The Physical Internet Living Lab (PILL) project started at the beginning of 2021. Physical Internet (PI) is an innovative concept for organizing logistics. It is a next-generation vision on more efficient, resilient, and sustainable logistics. PILL focuses on the ecosystem of ports in Flanders. The project is funded by Flanders Innovation & Entrepreneurship (VLAIO) and within the project, there is a partnership of imec, VUB MOBI and VIL. Besides the initiating partners, there are 21 companies and organizations involved in PILL. They are a testament to the fact that PILL is grounded by the industry. The project will be relevant to port authorities, shippers, terminal operators, transport providers, technology enablers and integrators, governmental agencies and industry organizations. Each of these entities can derive different types of valorization benefits.

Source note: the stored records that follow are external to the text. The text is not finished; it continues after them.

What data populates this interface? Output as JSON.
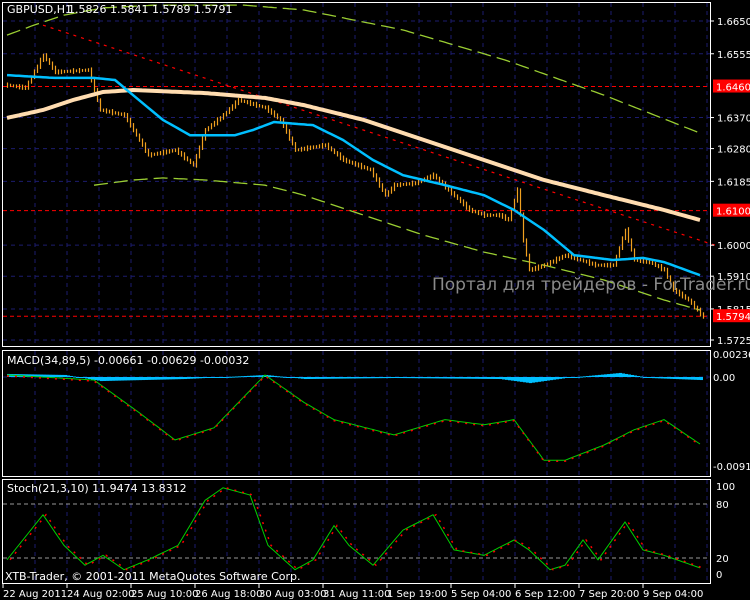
{
  "header": {
    "symbol": "GBPUSD,H1",
    "ohlc": "1.5826 1.5841 1.5789 1.5791"
  },
  "watermark": "Портал для трейдеров - ForTrader.ru",
  "copyright": "XTB-Trader, © 2001-2011 MetaQuotes Software Corp.",
  "colors": {
    "bars": "#f0a020",
    "ma_fast": "#00bfff",
    "ma_slow": "#ffdcb0",
    "envelope": "#9acd32",
    "trend": "#ff0000",
    "grid": "#1c1c6e",
    "level_label": "#ff0000"
  },
  "price_axis": {
    "labels": [
      "1.6650",
      "1.6555",
      "1.6370",
      "1.6280",
      "1.6185",
      "1.6000",
      "1.5910",
      "1.5815",
      "1.5725"
    ],
    "values": [
      1.665,
      1.6555,
      1.637,
      1.628,
      1.6185,
      1.6,
      1.591,
      1.5815,
      1.5725
    ]
  },
  "levels": [
    {
      "label": "1.6460",
      "value": 1.646
    },
    {
      "label": "1.6100",
      "value": 1.61
    },
    {
      "label": "1.5794",
      "value": 1.5794
    }
  ],
  "time_axis": [
    "22 Aug 2011",
    "24 Aug 02:00",
    "25 Aug 10:00",
    "26 Aug 18:00",
    "30 Aug 03:00",
    "31 Aug 11:00",
    "1 Sep 19:00",
    "5 Sep 04:00",
    "6 Sep 12:00",
    "7 Sep 20:00",
    "9 Sep 04:00"
  ],
  "macd": {
    "label": "MACD(34,89,5) -0.00661 -0.00629 -0.00032",
    "axis": [
      "0.00236",
      "0.00",
      "-0.00916"
    ]
  },
  "stoch": {
    "label": "Stoch(21,3,10) 11.9474 13.8312",
    "axis": [
      "100",
      "80",
      "20",
      "0"
    ]
  },
  "chart_data": {
    "type": "bar",
    "bar_count": 234,
    "price_path": [
      [
        1,
        1.6464
      ],
      [
        7,
        1.6456
      ],
      [
        13,
        1.6551
      ],
      [
        17,
        1.6502
      ],
      [
        28,
        1.6508
      ],
      [
        32,
        1.6392
      ],
      [
        40,
        1.6377
      ],
      [
        48,
        1.6261
      ],
      [
        57,
        1.6276
      ],
      [
        63,
        1.6232
      ],
      [
        67,
        1.6334
      ],
      [
        73,
        1.6377
      ],
      [
        78,
        1.6421
      ],
      [
        87,
        1.6398
      ],
      [
        92,
        1.6363
      ],
      [
        97,
        1.6276
      ],
      [
        107,
        1.629
      ],
      [
        113,
        1.6247
      ],
      [
        122,
        1.6218
      ],
      [
        127,
        1.6145
      ],
      [
        130,
        1.6174
      ],
      [
        137,
        1.618
      ],
      [
        143,
        1.6203
      ],
      [
        148,
        1.616
      ],
      [
        155,
        1.6102
      ],
      [
        160,
        1.6087
      ],
      [
        165,
        1.6087
      ],
      [
        168,
        1.6073
      ],
      [
        171,
        1.616
      ],
      [
        173,
        1.6015
      ],
      [
        175,
        1.5928
      ],
      [
        180,
        1.5942
      ],
      [
        187,
        1.5971
      ],
      [
        192,
        1.5957
      ],
      [
        197,
        1.5942
      ],
      [
        203,
        1.5942
      ],
      [
        207,
        1.6044
      ],
      [
        210,
        1.5957
      ],
      [
        215,
        1.5951
      ],
      [
        220,
        1.5928
      ],
      [
        223,
        1.587
      ],
      [
        228,
        1.5841
      ],
      [
        233,
        1.5791
      ]
    ],
    "ma_fast": [
      [
        1,
        1.6493
      ],
      [
        17,
        1.6485
      ],
      [
        30,
        1.6485
      ],
      [
        37,
        1.6479
      ],
      [
        43,
        1.6435
      ],
      [
        53,
        1.6363
      ],
      [
        62,
        1.6319
      ],
      [
        77,
        1.6319
      ],
      [
        83,
        1.6334
      ],
      [
        90,
        1.6357
      ],
      [
        103,
        1.6348
      ],
      [
        113,
        1.6305
      ],
      [
        123,
        1.6247
      ],
      [
        133,
        1.6203
      ],
      [
        147,
        1.6174
      ],
      [
        160,
        1.6145
      ],
      [
        170,
        1.6102
      ],
      [
        180,
        1.6044
      ],
      [
        190,
        1.5971
      ],
      [
        203,
        1.5957
      ],
      [
        213,
        1.5963
      ],
      [
        220,
        1.5951
      ],
      [
        232,
        1.5913
      ]
    ],
    "ma_slow": [
      [
        1,
        1.6369
      ],
      [
        13,
        1.6392
      ],
      [
        23,
        1.6421
      ],
      [
        33,
        1.6444
      ],
      [
        43,
        1.645
      ],
      [
        67,
        1.6441
      ],
      [
        87,
        1.6427
      ],
      [
        100,
        1.6406
      ],
      [
        120,
        1.6363
      ],
      [
        140,
        1.6305
      ],
      [
        160,
        1.6247
      ],
      [
        180,
        1.6189
      ],
      [
        200,
        1.6145
      ],
      [
        220,
        1.6102
      ],
      [
        232,
        1.6073
      ]
    ],
    "envelope_upper": [
      [
        1,
        1.6609
      ],
      [
        10,
        1.6638
      ],
      [
        20,
        1.6667
      ],
      [
        33,
        1.6688
      ],
      [
        50,
        1.6696
      ],
      [
        80,
        1.6696
      ],
      [
        100,
        1.6682
      ],
      [
        133,
        1.6624
      ],
      [
        167,
        1.6537
      ],
      [
        200,
        1.6435
      ],
      [
        232,
        1.6325
      ]
    ],
    "envelope_lower": [
      [
        30,
        1.6174
      ],
      [
        43,
        1.6189
      ],
      [
        53,
        1.6195
      ],
      [
        67,
        1.6189
      ],
      [
        87,
        1.6174
      ],
      [
        100,
        1.6145
      ],
      [
        120,
        1.6087
      ],
      [
        140,
        1.6029
      ],
      [
        160,
        1.598
      ],
      [
        180,
        1.5942
      ],
      [
        200,
        1.5899
      ],
      [
        220,
        1.5841
      ],
      [
        232,
        1.5812
      ]
    ],
    "trendline": [
      [
        13,
        1.6638
      ],
      [
        237,
        1.6
      ]
    ],
    "price_range": [
      1.5725,
      1.665
    ],
    "macd_main": [
      [
        1,
        0.0002
      ],
      [
        30,
        -0.0003
      ],
      [
        45,
        -0.0035
      ],
      [
        57,
        -0.0062
      ],
      [
        70,
        -0.005
      ],
      [
        87,
        0.0002
      ],
      [
        100,
        -0.0025
      ],
      [
        110,
        -0.0042
      ],
      [
        130,
        -0.0057
      ],
      [
        147,
        -0.0042
      ],
      [
        160,
        -0.0047
      ],
      [
        170,
        -0.0042
      ],
      [
        180,
        -0.0082
      ],
      [
        187,
        -0.0082
      ],
      [
        200,
        -0.0067
      ],
      [
        210,
        -0.0052
      ],
      [
        220,
        -0.0042
      ],
      [
        232,
        -0.0066
      ]
    ],
    "macd_hist": [
      [
        1,
        0.0003
      ],
      [
        20,
        0.0002
      ],
      [
        32,
        -0.0004
      ],
      [
        60,
        -0.0002
      ],
      [
        87,
        0.0002
      ],
      [
        100,
        -0.0002
      ],
      [
        130,
        -0.0001
      ],
      [
        165,
        -0.0002
      ],
      [
        175,
        -0.0006
      ],
      [
        187,
        -0.0001
      ],
      [
        205,
        0.0004
      ],
      [
        215,
        -0.0001
      ],
      [
        232,
        -0.0003
      ]
    ],
    "macd_range": [
      -0.00916,
      0.00236
    ],
    "stoch_main": [
      [
        1,
        18
      ],
      [
        13,
        68
      ],
      [
        20,
        34
      ],
      [
        27,
        12
      ],
      [
        33,
        23
      ],
      [
        40,
        7
      ],
      [
        48,
        18
      ],
      [
        58,
        34
      ],
      [
        67,
        84
      ],
      [
        73,
        98
      ],
      [
        82,
        90
      ],
      [
        88,
        34
      ],
      [
        97,
        7
      ],
      [
        103,
        18
      ],
      [
        110,
        56
      ],
      [
        115,
        34
      ],
      [
        123,
        12
      ],
      [
        133,
        51
      ],
      [
        143,
        68
      ],
      [
        150,
        29
      ],
      [
        160,
        23
      ],
      [
        170,
        40
      ],
      [
        175,
        29
      ],
      [
        182,
        7
      ],
      [
        187,
        12
      ],
      [
        193,
        40
      ],
      [
        198,
        18
      ],
      [
        207,
        60
      ],
      [
        213,
        29
      ],
      [
        220,
        23
      ],
      [
        232,
        9
      ]
    ],
    "stoch_range": [
      0,
      100
    ]
  }
}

According to Liesbeth Geysels, General Manager at VIL: “The PI opens the door to countless new logistics business
models, in which an overarching IT system gives logistics service providers new opportunities in terms of collaboration, more efficient use of available personnel, assets and transport capacity. As a result, it will make an important contribution to lower logistics costs, make the sector more sustainable and increase the service level.”
For Prof. Cathy Macharis, coordinator of the MOBI research group at the VUB, the PILL project can play a key role in the realization of sustainable transport: “A transition of the transport sector is imperative to achieve climate goals. We should put emphasis on avoiding unnecessary long-distance transport by, for instance, focusing on short chains and a circular economy, shifting to more sustainable transport modes, and improving vehicle technology. The PILL project can help us to avoid extra miles and shift to more sustainable transport as it focuses on the best use of the full capacity of each mode of transportation, avoiding the transport of air, and maximizing the modal shift in logistics.”
Dr. Tomas Ambra is a Logistics Research Lead at imec where he works in operations as well as the shape division which explores and engages in new strategic opportunities. He also acts as the vice-chair for corridors, hubs and synchromodality at ETP-ALICE (European Technology Platform for Logistics).
His skills are linked to simulating real-time dynamics of freight transport processes in geo-referenced environments. Besides simulation modelling and GIS (Geographic Information Systems), he has a strong interest in digital twins, IoT and other technologies and techniques applicable to logistics. He obtained his PhD in Business Engineering for his research entitled “A Decision Support System for Synchromodal Transport and the Physical Internet”. Tomas received the 1st prize for cross-modality from the European Commissioner for Transport in 2018.
15 April 2021